Exercise objective: Please read the records below and return each line holding the string "Polygons".

Content starts

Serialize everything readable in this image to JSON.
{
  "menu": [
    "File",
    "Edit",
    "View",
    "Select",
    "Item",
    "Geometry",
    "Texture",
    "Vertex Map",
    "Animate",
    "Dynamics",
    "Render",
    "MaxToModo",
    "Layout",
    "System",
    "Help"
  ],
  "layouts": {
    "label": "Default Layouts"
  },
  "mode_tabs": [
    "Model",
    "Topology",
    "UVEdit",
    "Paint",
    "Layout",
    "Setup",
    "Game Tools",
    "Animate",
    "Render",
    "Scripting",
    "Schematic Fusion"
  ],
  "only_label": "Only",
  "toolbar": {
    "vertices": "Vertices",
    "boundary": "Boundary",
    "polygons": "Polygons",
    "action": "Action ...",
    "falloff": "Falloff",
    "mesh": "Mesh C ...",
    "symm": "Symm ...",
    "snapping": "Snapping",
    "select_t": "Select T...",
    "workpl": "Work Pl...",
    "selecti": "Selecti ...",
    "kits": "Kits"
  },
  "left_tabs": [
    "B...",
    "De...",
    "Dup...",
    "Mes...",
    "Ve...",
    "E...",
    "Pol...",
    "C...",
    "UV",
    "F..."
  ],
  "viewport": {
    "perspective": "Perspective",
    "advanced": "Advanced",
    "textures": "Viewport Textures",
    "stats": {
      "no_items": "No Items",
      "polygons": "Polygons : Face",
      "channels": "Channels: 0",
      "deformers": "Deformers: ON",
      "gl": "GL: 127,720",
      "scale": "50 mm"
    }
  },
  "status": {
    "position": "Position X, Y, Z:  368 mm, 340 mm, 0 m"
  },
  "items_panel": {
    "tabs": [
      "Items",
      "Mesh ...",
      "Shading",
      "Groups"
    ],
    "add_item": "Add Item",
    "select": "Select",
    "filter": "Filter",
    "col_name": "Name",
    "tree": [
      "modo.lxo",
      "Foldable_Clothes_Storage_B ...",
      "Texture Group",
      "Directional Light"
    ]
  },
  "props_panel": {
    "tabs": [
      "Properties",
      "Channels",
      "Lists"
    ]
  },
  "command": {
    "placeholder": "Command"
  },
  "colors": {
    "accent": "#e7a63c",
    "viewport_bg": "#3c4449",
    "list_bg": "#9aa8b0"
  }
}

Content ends

Output for this task:
    "polygons": "Polygons",
      "polygons": "Polygons : Face",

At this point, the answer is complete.